“As a new president, it is important to me that the community understand that our outstanding athletes are also outstanding students,” Atwater said. “This occasion provides me with the opportunity to highlight that fact.” 

The recipients were caught unawares by the honor. They attended the dinner as senior representatives of their respective teams and were taken aback when athletic director Frank Condino asked them to come forward.

“I was contacted about three days before,” said Swindel, a resident of Toledo, Ohio, who graduated from the Robert E. Cook Honors College in May. “They’re like, oh, by the way, you might want to be there. I was like, OK. I was extremely happy to get the award.”

As was Rebyanski, a communications major from Shelocta, Pa. Especially since he wasn’t expecting it.

“I went to the banquet not knowing a thing,” said Rebyanski, who hopes to enter the sports broadcasting field after graduating in 2006. “When Dr. Condino started talking about the guy on the baseball team, I’m like, wait a minute, I’m the only one here who’s on the baseball team. I didn’t have a clue that I was even being considered for the award. I’m pretty happy that I was chosen for it.”

Rebyanski went 4-4 in his final season of eligibility, struck out a team-leading fifty-five batters in forty-four innings, batted .339, and slugged four home runs. He wrapped up his career with thirteen wins and 163 strikeouts, the fourth-highest total in IUP history.
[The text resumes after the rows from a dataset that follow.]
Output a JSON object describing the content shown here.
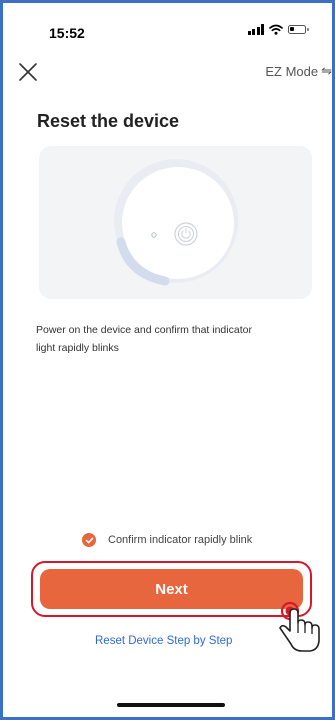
{
  "status_bar": {
    "time": "15:52"
  },
  "nav": {
    "close_icon": "close-icon",
    "mode_label": "EZ Mode",
    "mode_icon": "⇋"
  },
  "page": {
    "title": "Reset the device",
    "description": "Power on the device and confirm that indicator light rapidly blinks",
    "confirm_label": "Confirm indicator rapidly blink",
    "confirm_checked": true,
    "next_label": "Next",
    "step_link": "Reset Device Step by Step"
  },
  "colors": {
    "accent": "#e8663d",
    "link": "#2f6bd8",
    "highlight_outline": "#d41a2a",
    "frame_border": "#3d6fc4"
  }
}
Swindel was instrumental in the success of a soccer team that established a school record for victories (nineteen), won the Pennsylvania State Athletic Conference championship, and made the program’s first NCAA Division II tournament appearance. She was named an ESPN the Magazine College Division first-team Academic All-American; was a first-team selection on the CoSIDA Academic All-District II squad, which included players from Pennsylvania, New Jersey, Maryland, Delaware, West Virginia, and the District of Columbia; and was a three-time PSAC Scholar Athlete. Swindel was also presented the Foundation for IUP Community Volunteer Service award in her role as founder and president of Access IUP, a program designed to motivate struggling ninth-grade students.

Meanwhile, she kept earning A’s despite a challenging course load: majors in political science and history, with minors in pre-law and Latin American studies. But Swindel didn’t mind the demands of cramming classes, soccer, and volunteer work into days that never seemed to have enough hours. Fact is, she relished her college experience.

“I’m from Toledo, and I had no idea what IUP was and what it was about. I had never even heard of IUP,” said Swindel, who has enrolled at the University of Pittsburgh Law School. “I’m just so happy they recruited me to come here. Every moment at IUP has been amazing.”